Sport on the Thames 260 

Trespass by subterranean squeezing 63 

Verdict set aside as being against weight of evidence 96 

Why the case was lost 356 

Women at the Bar 356 


iNJUNcnoN— RioHTB OF Ratbpayeb 360,376 


JuDioiAL Pbnsions 386 

Judicial Kboboanization 329,348 

JusTiCB IN Franob 354 

Ladtin Coubt, a 163 

Law of Conspibaoy — Rbgina v. Mbbcibb and Pagaud 9 

Law's (Thb) Dblat in England and Frangb 256 

Lawybbs AND Marriaok 250 

LiABiLrnr of Slbbping Cab Compant fob loss of bagoagb. 207, 221 



Mad Dog, Rbbponsibiuty of Ownbb 387 

^'MiflfiiNa WosD^CoMPSTinoNB 223 


Abbott, Q. C, The late Sir J. J. C 327 

Blatchford, Mr. Justice 258 

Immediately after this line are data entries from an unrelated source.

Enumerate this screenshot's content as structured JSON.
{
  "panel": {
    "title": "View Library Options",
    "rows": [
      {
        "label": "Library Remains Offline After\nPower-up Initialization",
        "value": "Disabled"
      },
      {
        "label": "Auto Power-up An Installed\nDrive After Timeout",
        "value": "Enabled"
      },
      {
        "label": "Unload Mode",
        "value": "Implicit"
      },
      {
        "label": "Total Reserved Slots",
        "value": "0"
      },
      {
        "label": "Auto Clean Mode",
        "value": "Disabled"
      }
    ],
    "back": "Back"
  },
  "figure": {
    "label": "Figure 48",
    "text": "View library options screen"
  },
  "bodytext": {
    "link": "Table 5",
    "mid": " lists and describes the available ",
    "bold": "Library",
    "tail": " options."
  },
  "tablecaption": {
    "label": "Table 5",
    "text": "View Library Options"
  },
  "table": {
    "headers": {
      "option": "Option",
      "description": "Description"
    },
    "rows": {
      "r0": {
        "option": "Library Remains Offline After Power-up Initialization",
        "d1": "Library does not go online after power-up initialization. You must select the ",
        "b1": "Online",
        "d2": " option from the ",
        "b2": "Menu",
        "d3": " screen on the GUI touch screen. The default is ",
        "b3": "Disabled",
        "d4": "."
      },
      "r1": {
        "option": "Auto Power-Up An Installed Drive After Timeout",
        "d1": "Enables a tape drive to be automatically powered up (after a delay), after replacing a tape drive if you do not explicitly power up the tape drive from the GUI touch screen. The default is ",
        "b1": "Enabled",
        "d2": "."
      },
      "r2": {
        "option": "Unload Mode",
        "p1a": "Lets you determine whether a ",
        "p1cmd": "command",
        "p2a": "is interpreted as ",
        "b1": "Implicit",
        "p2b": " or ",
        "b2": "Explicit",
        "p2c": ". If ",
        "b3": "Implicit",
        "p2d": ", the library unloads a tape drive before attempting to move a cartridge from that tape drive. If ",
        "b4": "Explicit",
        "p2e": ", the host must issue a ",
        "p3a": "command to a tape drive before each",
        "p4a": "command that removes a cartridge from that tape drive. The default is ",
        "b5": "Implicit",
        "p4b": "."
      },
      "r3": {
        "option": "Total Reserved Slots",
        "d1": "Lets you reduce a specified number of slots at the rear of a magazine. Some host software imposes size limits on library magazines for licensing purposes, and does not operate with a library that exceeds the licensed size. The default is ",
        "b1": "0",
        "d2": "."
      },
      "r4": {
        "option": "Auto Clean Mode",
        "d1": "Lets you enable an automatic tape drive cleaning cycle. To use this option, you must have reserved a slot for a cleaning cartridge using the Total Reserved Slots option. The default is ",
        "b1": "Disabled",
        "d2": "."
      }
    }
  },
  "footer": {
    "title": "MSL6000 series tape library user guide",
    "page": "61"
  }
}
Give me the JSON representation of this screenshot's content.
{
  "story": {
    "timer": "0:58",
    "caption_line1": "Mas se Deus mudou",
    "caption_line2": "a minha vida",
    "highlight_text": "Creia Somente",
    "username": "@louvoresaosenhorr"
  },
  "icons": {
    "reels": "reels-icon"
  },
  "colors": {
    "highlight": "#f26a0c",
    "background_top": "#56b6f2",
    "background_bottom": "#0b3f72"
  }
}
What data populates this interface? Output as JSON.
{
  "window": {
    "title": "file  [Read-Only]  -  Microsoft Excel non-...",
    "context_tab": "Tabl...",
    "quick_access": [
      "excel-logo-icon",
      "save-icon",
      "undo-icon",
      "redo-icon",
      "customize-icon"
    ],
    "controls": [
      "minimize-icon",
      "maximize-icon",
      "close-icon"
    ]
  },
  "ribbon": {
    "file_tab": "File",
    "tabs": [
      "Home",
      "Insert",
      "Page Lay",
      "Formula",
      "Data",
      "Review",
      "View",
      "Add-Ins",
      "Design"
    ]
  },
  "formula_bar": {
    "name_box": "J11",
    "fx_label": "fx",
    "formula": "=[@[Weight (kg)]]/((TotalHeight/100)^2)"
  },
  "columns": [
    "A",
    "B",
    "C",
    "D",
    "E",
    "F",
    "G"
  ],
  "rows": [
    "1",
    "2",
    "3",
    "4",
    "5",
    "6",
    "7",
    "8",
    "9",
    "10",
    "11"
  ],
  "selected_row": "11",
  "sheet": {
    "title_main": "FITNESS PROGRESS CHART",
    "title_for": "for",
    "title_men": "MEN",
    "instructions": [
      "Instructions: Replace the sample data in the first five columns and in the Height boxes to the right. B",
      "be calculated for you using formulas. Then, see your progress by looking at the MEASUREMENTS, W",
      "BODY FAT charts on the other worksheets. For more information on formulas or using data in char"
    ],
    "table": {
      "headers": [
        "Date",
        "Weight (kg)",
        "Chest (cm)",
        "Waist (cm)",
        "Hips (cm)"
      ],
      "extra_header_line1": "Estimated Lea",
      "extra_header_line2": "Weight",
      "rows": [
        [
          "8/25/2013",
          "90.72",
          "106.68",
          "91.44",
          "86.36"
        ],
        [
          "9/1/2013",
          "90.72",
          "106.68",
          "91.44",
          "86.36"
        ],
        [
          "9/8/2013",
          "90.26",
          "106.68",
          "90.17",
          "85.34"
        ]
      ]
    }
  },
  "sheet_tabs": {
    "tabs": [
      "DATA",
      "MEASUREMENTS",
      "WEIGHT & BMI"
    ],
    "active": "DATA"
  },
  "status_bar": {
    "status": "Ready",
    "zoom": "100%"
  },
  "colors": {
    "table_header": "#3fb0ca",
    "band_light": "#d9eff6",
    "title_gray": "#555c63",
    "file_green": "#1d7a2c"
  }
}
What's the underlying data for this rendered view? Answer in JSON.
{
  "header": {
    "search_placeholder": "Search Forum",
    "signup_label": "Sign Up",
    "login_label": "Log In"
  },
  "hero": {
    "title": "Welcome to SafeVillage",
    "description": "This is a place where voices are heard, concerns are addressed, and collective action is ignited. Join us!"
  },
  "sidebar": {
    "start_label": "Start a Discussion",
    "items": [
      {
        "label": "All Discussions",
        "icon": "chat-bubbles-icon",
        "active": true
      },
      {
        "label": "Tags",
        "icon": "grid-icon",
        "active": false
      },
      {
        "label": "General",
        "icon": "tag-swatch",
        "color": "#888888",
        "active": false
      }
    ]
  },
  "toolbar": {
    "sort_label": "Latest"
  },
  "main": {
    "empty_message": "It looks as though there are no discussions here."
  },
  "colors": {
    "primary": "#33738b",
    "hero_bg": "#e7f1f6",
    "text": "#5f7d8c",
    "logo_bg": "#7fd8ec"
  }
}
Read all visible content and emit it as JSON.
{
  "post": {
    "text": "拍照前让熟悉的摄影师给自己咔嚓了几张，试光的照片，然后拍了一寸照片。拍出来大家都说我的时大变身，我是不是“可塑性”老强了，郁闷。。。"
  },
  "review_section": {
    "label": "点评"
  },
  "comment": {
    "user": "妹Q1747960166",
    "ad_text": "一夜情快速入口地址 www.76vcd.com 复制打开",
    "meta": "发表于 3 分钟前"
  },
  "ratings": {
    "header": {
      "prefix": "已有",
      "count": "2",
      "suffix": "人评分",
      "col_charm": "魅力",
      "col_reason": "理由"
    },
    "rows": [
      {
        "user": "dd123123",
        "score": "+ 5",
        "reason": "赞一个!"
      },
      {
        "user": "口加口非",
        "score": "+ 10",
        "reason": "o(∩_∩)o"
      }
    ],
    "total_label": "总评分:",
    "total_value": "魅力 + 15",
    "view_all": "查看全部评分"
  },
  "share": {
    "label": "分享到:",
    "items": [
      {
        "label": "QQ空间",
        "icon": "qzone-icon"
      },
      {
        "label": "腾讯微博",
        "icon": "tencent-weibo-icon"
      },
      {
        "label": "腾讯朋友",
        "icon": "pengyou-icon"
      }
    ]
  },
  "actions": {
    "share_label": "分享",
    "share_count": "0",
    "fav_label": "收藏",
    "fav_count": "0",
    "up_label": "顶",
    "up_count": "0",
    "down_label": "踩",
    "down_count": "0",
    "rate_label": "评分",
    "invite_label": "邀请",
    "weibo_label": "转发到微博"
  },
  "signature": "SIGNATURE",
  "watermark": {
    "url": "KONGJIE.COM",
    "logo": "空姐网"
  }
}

Laflamme, Q. C, The late Hon. R 375, 384 

Patterson, Mr. Jostice, The late 262 

Taschereao, Mr. Justice, The late 343 

Williams, Montago, The late 3 

Qffkncbs commttted in Pabuambnt 269 


Mignault, Q. C, P. B., on *• Le Droit Paroissial " 243 

Taschereau, Mr. Justice, on the Criminal Code of Canada. . . . 215 

QuBBio BusiKBSS Tax, Thb 232 



Shbebrookb^ Thb latb Lobd 162 

BuBETYBHiP, Thb Law OF 340 

WoMBN AT THB Bab. • 371 






3 bios Dt2 7^0 71S